*** Opening of Dataset records ***

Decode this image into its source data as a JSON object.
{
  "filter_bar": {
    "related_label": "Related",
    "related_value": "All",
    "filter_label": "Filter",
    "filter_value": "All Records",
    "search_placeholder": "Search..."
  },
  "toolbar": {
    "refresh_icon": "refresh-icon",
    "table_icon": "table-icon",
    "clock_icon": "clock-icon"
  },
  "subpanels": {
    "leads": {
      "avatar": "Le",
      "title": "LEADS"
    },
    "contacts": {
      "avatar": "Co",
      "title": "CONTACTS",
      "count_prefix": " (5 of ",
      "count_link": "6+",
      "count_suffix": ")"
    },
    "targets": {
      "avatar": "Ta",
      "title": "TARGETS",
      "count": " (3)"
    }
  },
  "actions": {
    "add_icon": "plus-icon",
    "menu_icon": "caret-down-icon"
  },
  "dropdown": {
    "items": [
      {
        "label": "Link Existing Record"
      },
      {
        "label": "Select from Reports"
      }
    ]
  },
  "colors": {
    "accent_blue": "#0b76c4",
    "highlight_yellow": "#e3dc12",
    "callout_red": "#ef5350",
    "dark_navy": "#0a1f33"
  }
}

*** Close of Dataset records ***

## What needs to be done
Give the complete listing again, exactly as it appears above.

## Answer for the task
Decode this image into its source data as a JSON object.
{
  "filter_bar": {
    "related_label": "Related",
    "related_value": "All",
    "filter_label": "Filter",
    "filter_value": "All Records",
    "search_placeholder": "Search..."
  },
  "toolbar": {
    "refresh_icon": "refresh-icon",
    "table_icon": "table-icon",
    "clock_icon": "clock-icon"
  },
  "subpanels": {
    "leads": {
      "avatar": "Le",
      "title": "LEADS"
    },
    "contacts": {
      "avatar": "Co",
      "title": "CONTACTS",
      "count_prefix": " (5 of ",
      "count_link": "6+",
      "count_suffix": ")"
    },
    "targets": {
      "avatar": "Ta",
      "title": "TARGETS",
      "count": " (3)"
    }
  },
  "actions": {
    "add_icon": "plus-icon",
    "menu_icon": "caret-down-icon"
  },
  "dropdown": {
    "items": [
      {
        "label": "Link Existing Record"
      },
      {
        "label": "Select from Reports"
      }
    ]
  },
  "colors": {
    "accent_blue": "#0b76c4",
    "highlight_yellow": "#e3dc12",
    "callout_red": "#ef5350",
    "dark_navy": "#0a1f33"
  }
}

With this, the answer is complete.